**Exercise goal**
Because the images are not wanted, restate every line below word for word without them.
*** Available data Section Begins ***
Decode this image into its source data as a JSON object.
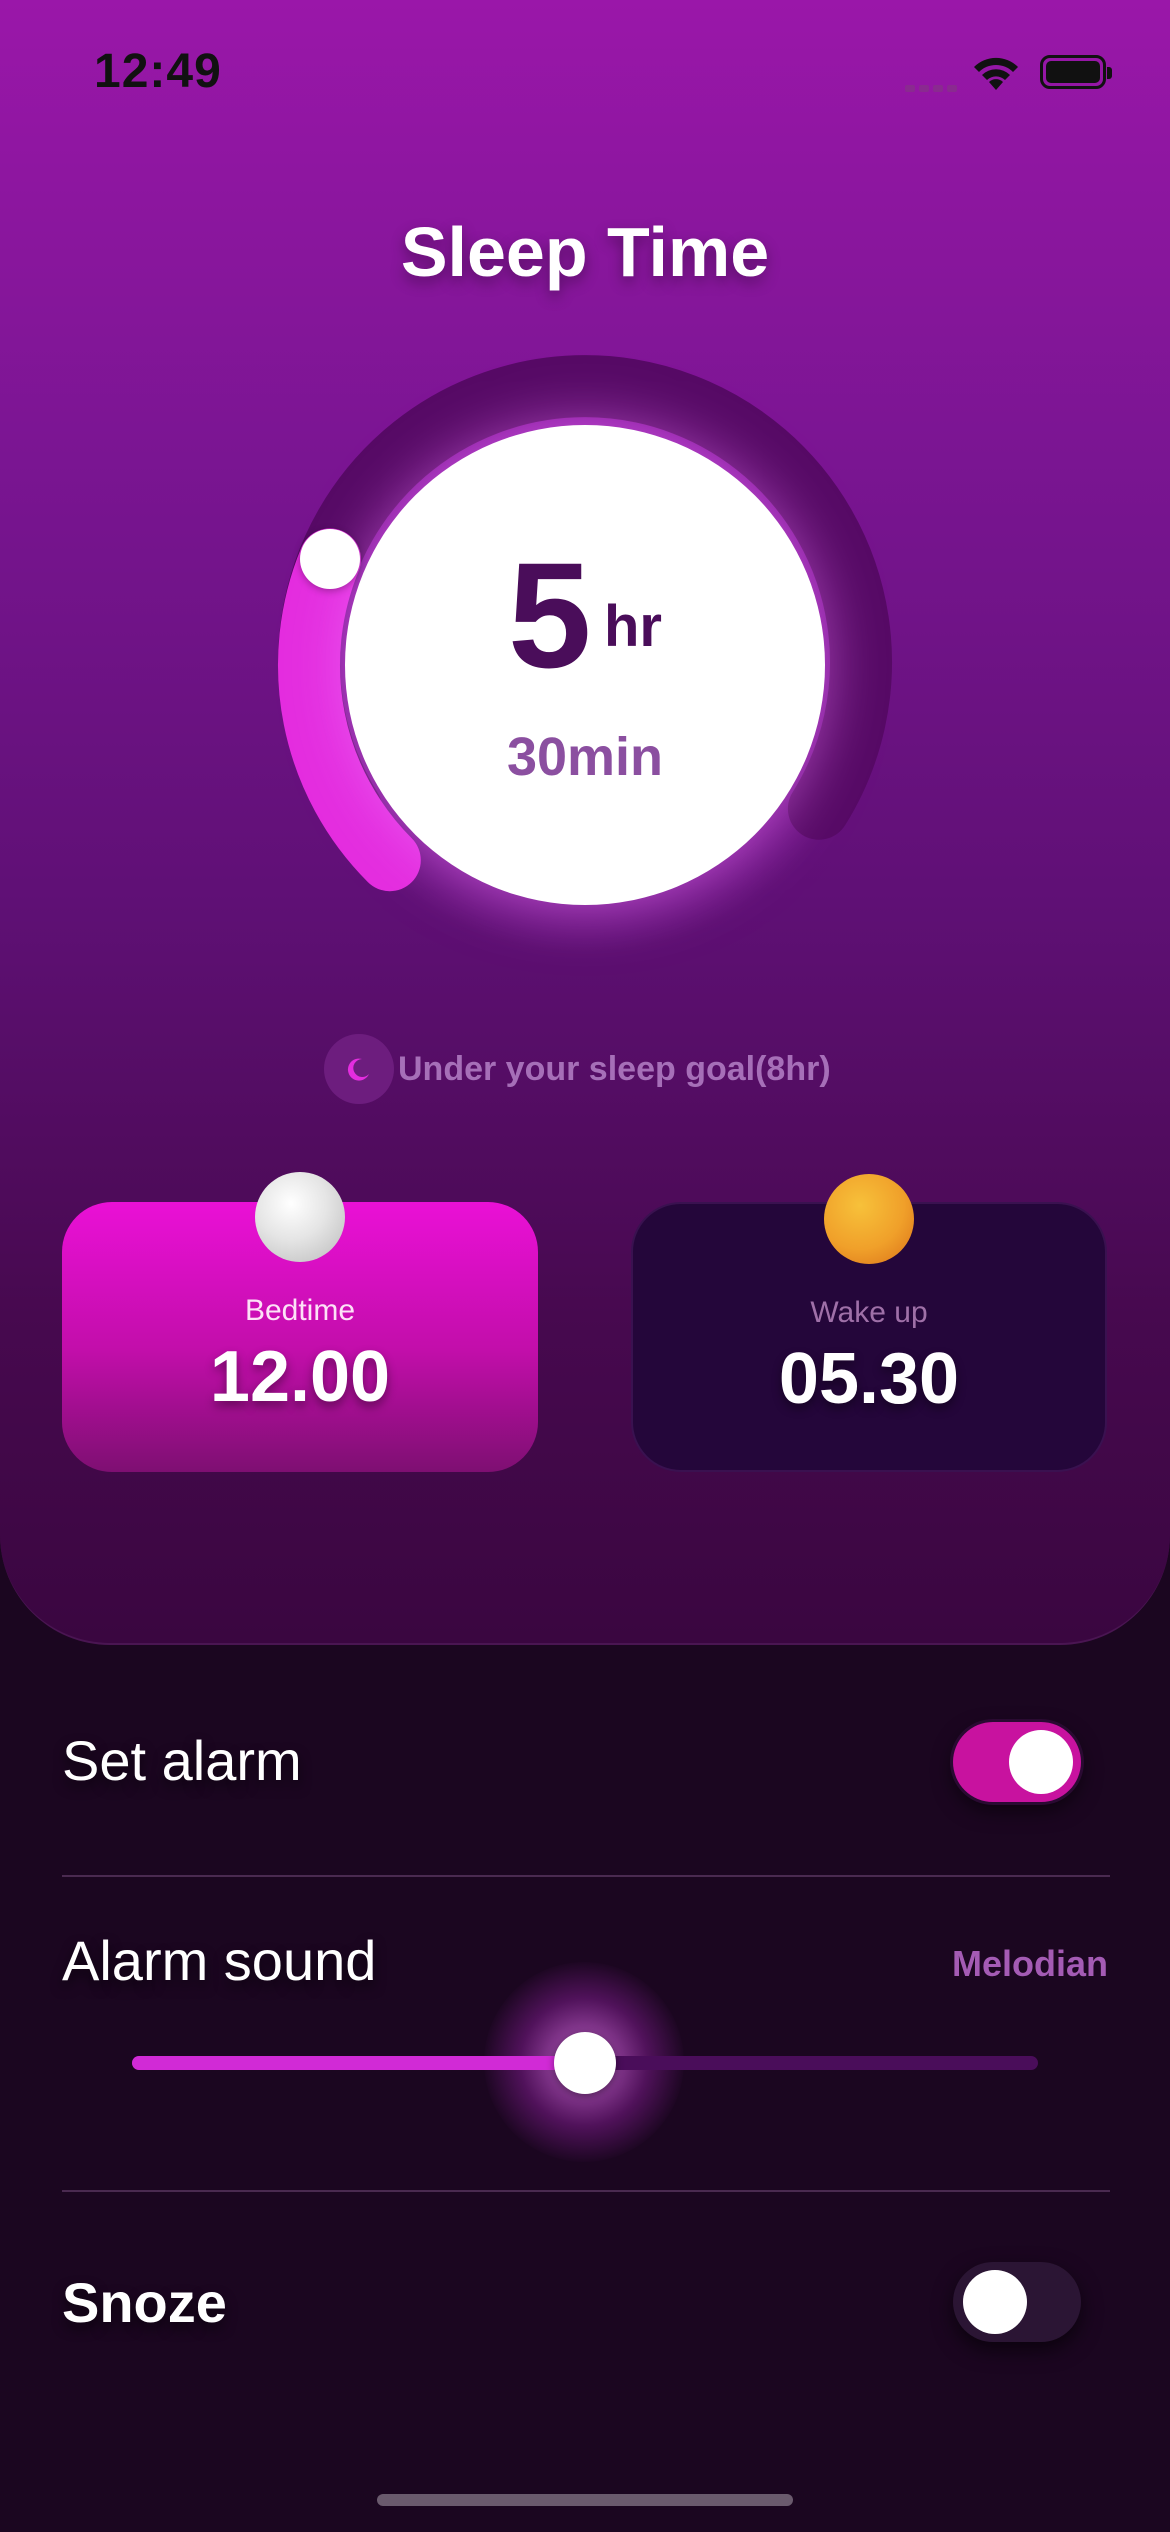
{
  "status_bar": {
    "time": "12:49"
  },
  "header": {
    "title": "Sleep Time"
  },
  "dial": {
    "hours": "5",
    "hours_unit": "hr",
    "minutes": "30min",
    "progress_fraction": 0.25
  },
  "goal": {
    "text": "Under your sleep goal(8hr)",
    "icon": "moon-icon"
  },
  "cards": {
    "bedtime": {
      "label": "Bedtime",
      "time": "12.00",
      "icon": "moon-orb-icon"
    },
    "wakeup": {
      "label": "Wake up",
      "time": "05.30",
      "icon": "sun-orb-icon"
    }
  },
  "settings": {
    "set_alarm": {
      "label": "Set alarm",
      "enabled": true
    },
    "alarm_sound": {
      "label": "Alarm sound",
      "value": "Melodian",
      "volume_fraction": 0.5
    },
    "snooze": {
      "label": "Snoze",
      "enabled": false
    }
  },
  "colors": {
    "accent": "#d12ad6",
    "panel_top": "#9a17a9",
    "background": "#1b0620"
  }
}
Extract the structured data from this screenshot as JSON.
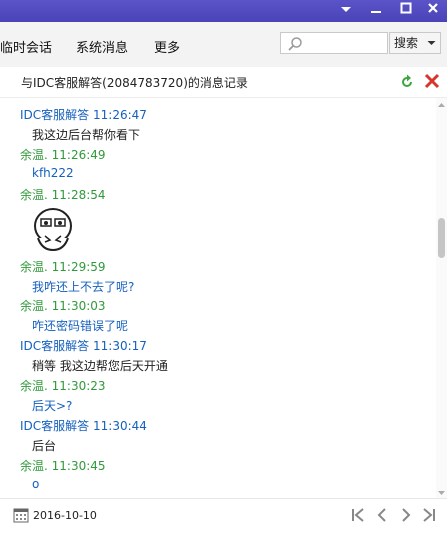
{
  "titlebar": {
    "controls": [
      "menu-dropdown",
      "minimize",
      "maximize",
      "close"
    ]
  },
  "tabs": [
    {
      "label": "临时会话"
    },
    {
      "label": "系统消息"
    },
    {
      "label": "更多"
    }
  ],
  "search": {
    "value": "",
    "placeholder": "",
    "button_label": "搜索"
  },
  "header": {
    "title": "与IDC客服解答(2084783720)的消息记录"
  },
  "colors": {
    "titlebar": "#4f48bf",
    "idc_sender": "#1560bd",
    "yu_sender": "#2f9a3a",
    "yu_text": "#1560bd"
  },
  "messages": [
    {
      "sender": "IDC客服解答",
      "time": "11:26:47",
      "text": "我这边后台帮你看下",
      "from": "idc"
    },
    {
      "sender": "余温.",
      "time": "11:26:49",
      "text": "kfh222",
      "from": "yu"
    },
    {
      "sender": "余温.",
      "time": "11:28:54",
      "sticker": "meme-face-icon",
      "from": "yu"
    },
    {
      "sender": "余温.",
      "time": "11:29:59",
      "text": "我咋还上不去了呢?",
      "from": "yu"
    },
    {
      "sender": "余温.",
      "time": "11:30:03",
      "text": "咋还密码错误了呢",
      "from": "yu"
    },
    {
      "sender": "IDC客服解答",
      "time": "11:30:17",
      "text": "稍等 我这边帮您后天开通",
      "from": "idc"
    },
    {
      "sender": "余温.",
      "time": "11:30:23",
      "text": "后天>?",
      "from": "yu"
    },
    {
      "sender": "IDC客服解答",
      "time": "11:30:44",
      "text": "后台",
      "from": "idc"
    },
    {
      "sender": "余温.",
      "time": "11:30:45",
      "text": "o",
      "from": "yu"
    }
  ],
  "footer": {
    "date": "2016-10-10",
    "nav": [
      "first-page-icon",
      "prev-page-icon",
      "next-page-icon",
      "last-page-icon"
    ]
  }
}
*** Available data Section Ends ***
**Answer to the exercise**
Decode this image into its source data as a JSON object.
{
  "status_bar": {
    "time": "12:49"
  },
  "header": {
    "title": "Sleep Time"
  },
  "dial": {
    "hours": "5",
    "hours_unit": "hr",
    "minutes": "30min",
    "progress_fraction": 0.25
  },
  "goal": {
    "text": "Under your sleep goal(8hr)",
    "icon": "moon-icon"
  },
  "cards": {
    "bedtime": {
      "label": "Bedtime",
      "time": "12.00",
      "icon": "moon-orb-icon"
    },
    "wakeup": {
      "label": "Wake up",
      "time": "05.30",
      "icon": "sun-orb-icon"
    }
  },
  "settings": {
    "set_alarm": {
      "label": "Set alarm",
      "enabled": true
    },
    "alarm_sound": {
      "label": "Alarm sound",
      "value": "Melodian",
      "volume_fraction": 0.5
    },
    "snooze": {
      "label": "Snoze",
      "enabled": false
    }
  },
  "colors": {
    "accent": "#d12ad6",
    "panel_top": "#9a17a9",
    "background": "#1b0620"
  }
}
Extract the structured data from this screenshot as JSON.
{
  "titlebar": {
    "controls": [
      "menu-dropdown",
      "minimize",
      "maximize",
      "close"
    ]
  },
  "tabs": [
    {
      "label": "临时会话"
    },
    {
      "label": "系统消息"
    },
    {
      "label": "更多"
    }
  ],
  "search": {
    "value": "",
    "placeholder": "",
    "button_label": "搜索"
  },
  "header": {
    "title": "与IDC客服解答(2084783720)的消息记录"
  },
  "colors": {
    "titlebar": "#4f48bf",
    "idc_sender": "#1560bd",
    "yu_sender": "#2f9a3a",
    "yu_text": "#1560bd"
  },
  "messages": [
    {
      "sender": "IDC客服解答",
      "time": "11:26:47",
      "text": "我这边后台帮你看下",
      "from": "idc"
    },
    {
      "sender": "余温.",
      "time": "11:26:49",
      "text": "kfh222",
      "from": "yu"
    },
    {
      "sender": "余温.",
      "time": "11:28:54",
      "sticker": "meme-face-icon",
      "from": "yu"
    },
    {
      "sender": "余温.",
      "time": "11:29:59",
      "text": "我咋还上不去了呢?",
      "from": "yu"
    },
    {
      "sender": "余温.",
      "time": "11:30:03",
      "text": "咋还密码错误了呢",
      "from": "yu"
    },
    {
      "sender": "IDC客服解答",
      "time": "11:30:17",
      "text": "稍等 我这边帮您后天开通",
      "from": "idc"
    },
    {
      "sender": "余温.",
      "time": "11:30:23",
      "text": "后天>?",
      "from": "yu"
    },
    {
      "sender": "IDC客服解答",
      "time": "11:30:44",
      "text": "后台",
      "from": "idc"
    },
    {
      "sender": "余温.",
      "time": "11:30:45",
      "text": "o",
      "from": "yu"
    }
  ],
  "footer": {
    "date": "2016-10-10",
    "nav": [
      "first-page-icon",
      "prev-page-icon",
      "next-page-icon",
      "last-page-icon"
    ]
  }
}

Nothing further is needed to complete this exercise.